I hate killing wild trout.

I only do it on the rare occasion when I've obviously hurt one with a hook badly enough to make its chances of survival poor. 

That's rare because I fish flies with tiny hooks that usually come out easily, sometimes before I can bring the fish to the net.

The best part about fly fishing -- or at least the second-best part -- is watching the fish swim away, looking healthy, disappearing into a pool or the shade of a willow stand.

But I killed a beautiful, perfectly healthy 14-inch wild brown trout the other day. And that matters to me. Because almost all of the trout in Rapid Creek below Canyon Lake in Rapid City are wild brown trout, self-sustaining mostly.

It’s an amazing fishery, really, running right through the heart of the state’s second-biggest city. It needs to be treated with respect.

And catch-and-release fishing — not for all, but for many of us — is one important way of showing that sustaining respect.

But I thought I had good reason to kill this particular brown trout. A guy on shore, one of a few dozen you’ll see along the creek with some regularity, wanted it.

I often have conversations with the people of the creek. They tend to be interested in my fishing, and sometimes ask whether the fish are biting and what I’m catching.

When you get a fish on, and the rod bends and dances, they often stop and watch, obviously entertained. But this guy broke off from his group of friends and walked over to the bank for a better look.

"What did you catch?" he asked as I netted the trout.

"Brown trout," I said.

"Can I see it?" he asked.

"Sure," I said, lifting up the net out of the water and reaching in to lift the fish out for him to have a look.

"Can I have it?" he added.

That stopped me short.

"You want the fish?" I asked.

"Yeah," he said. "I want to eat it."

"Really," I said. "You'll eat it? Because it's a good fish. And they're good eating."

“Oh, I know they are,” he said. "So can I have it?"

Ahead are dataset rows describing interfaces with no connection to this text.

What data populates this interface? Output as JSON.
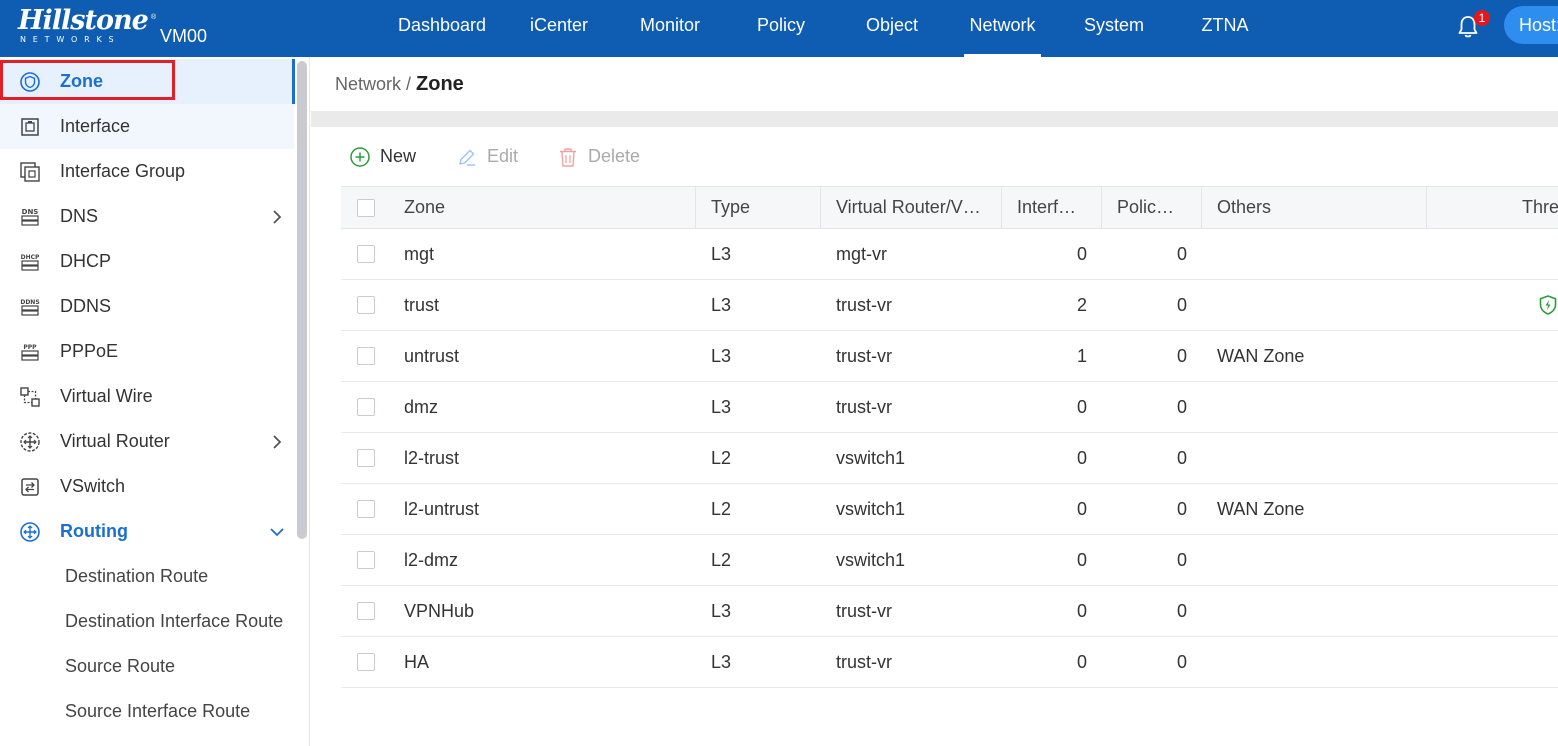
{
  "header": {
    "logo_text": "Hillstone",
    "logo_subtext": "NETWORKS",
    "logo_reg": "®",
    "device_name": "VM00",
    "nav": [
      {
        "label": "Dashboard"
      },
      {
        "label": "iCenter"
      },
      {
        "label": "Monitor"
      },
      {
        "label": "Policy"
      },
      {
        "label": "Object"
      },
      {
        "label": "Network",
        "active": true
      },
      {
        "label": "System"
      },
      {
        "label": "ZTNA"
      }
    ],
    "notification_count": "1",
    "host_label": "Host:",
    "bar_color": "#0f5cb3"
  },
  "sidebar": {
    "items": [
      {
        "label": "Zone",
        "icon": "zone-shield-icon",
        "selected": true
      },
      {
        "label": "Interface",
        "icon": "interface-icon"
      },
      {
        "label": "Interface Group",
        "icon": "interface-group-icon"
      },
      {
        "label": "DNS",
        "icon": "dns-icon",
        "expandable": true
      },
      {
        "label": "DHCP",
        "icon": "dhcp-icon"
      },
      {
        "label": "DDNS",
        "icon": "ddns-icon"
      },
      {
        "label": "PPPoE",
        "icon": "pppoe-icon"
      },
      {
        "label": "Virtual Wire",
        "icon": "virtual-wire-icon"
      },
      {
        "label": "Virtual Router",
        "icon": "virtual-router-icon",
        "expandable": true
      },
      {
        "label": "VSwitch",
        "icon": "vswitch-icon"
      },
      {
        "label": "Routing",
        "icon": "routing-icon",
        "expanded": true
      }
    ],
    "routing_children": [
      {
        "label": "Destination Route"
      },
      {
        "label": "Destination Interface Route"
      },
      {
        "label": "Source Route"
      },
      {
        "label": "Source Interface Route"
      }
    ],
    "accent_color": "#1a6fd0"
  },
  "breadcrumb": {
    "parent": "Network",
    "separator": " / ",
    "current": "Zone"
  },
  "toolbar": {
    "new_label": "New",
    "edit_label": "Edit",
    "delete_label": "Delete"
  },
  "table": {
    "columns": [
      "Zone",
      "Type",
      "Virtual Router/V…",
      "Interf…",
      "Polic…",
      "Others",
      "Thre"
    ],
    "rows": [
      {
        "zone": "mgt",
        "type": "L3",
        "vr": "mgt-vr",
        "interfaces": "0",
        "policies": "0",
        "others": "",
        "threat": false
      },
      {
        "zone": "trust",
        "type": "L3",
        "vr": "trust-vr",
        "interfaces": "2",
        "policies": "0",
        "others": "",
        "threat": true
      },
      {
        "zone": "untrust",
        "type": "L3",
        "vr": "trust-vr",
        "interfaces": "1",
        "policies": "0",
        "others": "WAN Zone",
        "threat": false
      },
      {
        "zone": "dmz",
        "type": "L3",
        "vr": "trust-vr",
        "interfaces": "0",
        "policies": "0",
        "others": "",
        "threat": false
      },
      {
        "zone": "l2-trust",
        "type": "L2",
        "vr": "vswitch1",
        "interfaces": "0",
        "policies": "0",
        "others": "",
        "threat": false
      },
      {
        "zone": "l2-untrust",
        "type": "L2",
        "vr": "vswitch1",
        "interfaces": "0",
        "policies": "0",
        "others": "WAN Zone",
        "threat": false
      },
      {
        "zone": "l2-dmz",
        "type": "L2",
        "vr": "vswitch1",
        "interfaces": "0",
        "policies": "0",
        "others": "",
        "threat": false
      },
      {
        "zone": "VPNHub",
        "type": "L3",
        "vr": "trust-vr",
        "interfaces": "0",
        "policies": "0",
        "others": "",
        "threat": false
      },
      {
        "zone": "HA",
        "type": "L3",
        "vr": "trust-vr",
        "interfaces": "0",
        "policies": "0",
        "others": "",
        "threat": false
      }
    ],
    "threat_icon": "threat-protection-shield-icon",
    "threat_color": "#2a9d3a"
  }
}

I looked at the trout, looked at the guy, reached in, and unhooked the fish, then I slogged over in my waders to hold out the net so the guy could reach in and grab it, with both hands, carefully.

 "Thanks," he said with a grin, then headed over to a group of his buddies waiting in the shade of a creekside tree. There he showed off the fish to his pals before putting it in some kind of a sack or bag.

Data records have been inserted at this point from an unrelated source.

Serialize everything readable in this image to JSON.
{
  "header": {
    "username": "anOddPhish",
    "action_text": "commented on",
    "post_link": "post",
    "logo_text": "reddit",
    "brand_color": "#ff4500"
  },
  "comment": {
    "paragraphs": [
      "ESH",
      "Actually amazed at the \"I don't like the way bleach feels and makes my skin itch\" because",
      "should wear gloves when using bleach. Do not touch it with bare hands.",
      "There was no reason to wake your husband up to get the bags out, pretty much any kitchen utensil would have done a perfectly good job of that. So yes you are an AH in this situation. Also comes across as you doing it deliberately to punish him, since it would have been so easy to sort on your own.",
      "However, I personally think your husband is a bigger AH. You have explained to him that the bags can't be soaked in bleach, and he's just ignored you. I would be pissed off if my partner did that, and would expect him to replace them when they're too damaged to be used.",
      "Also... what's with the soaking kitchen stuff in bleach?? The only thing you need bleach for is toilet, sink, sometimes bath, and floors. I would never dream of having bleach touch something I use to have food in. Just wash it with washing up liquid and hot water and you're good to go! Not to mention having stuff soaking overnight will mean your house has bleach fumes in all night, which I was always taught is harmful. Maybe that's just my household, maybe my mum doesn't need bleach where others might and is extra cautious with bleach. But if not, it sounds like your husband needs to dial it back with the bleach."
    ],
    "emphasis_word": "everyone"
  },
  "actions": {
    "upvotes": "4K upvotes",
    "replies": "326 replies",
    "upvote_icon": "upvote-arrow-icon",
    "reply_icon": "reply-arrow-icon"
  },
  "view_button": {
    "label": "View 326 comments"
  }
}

Then the group moved on up the creek.

I went back to casting, believing hopefully that he did plan to cook and eat the trout. Maybe on some rudimentary fire in a creekside camp. Or at a friend or relative’s home. Or maybe he has a little place of his own, with a kitchen or at least a hot plate.

These folks dine where they can and eat what’s available. Maybe it’s a meal supplied at the Cornerstone Rescue Mission, which has stipulations including that guests cannot be intoxicated. Maybe it’s at one of the many outside feeding locations by charitable groups without such stipulations.

It might be a boxed lunch from the Care Campus, the multi-faceted city-county detox center, halfway house and addiction-treatment complex that also offers short-term safe space for those who need it.

Or maybe it’s simply by walking over to Rapid Creek and asking a fisherman to share his bounty.

Such meals matter to people who don’t have much and don’t ask much of guys like me.

And I continue to believe the guy on the creek found a way to cook and eat that trout.

I hope so. It was a good fish. And they're good eating.

But then, the guy along the creek already knew that.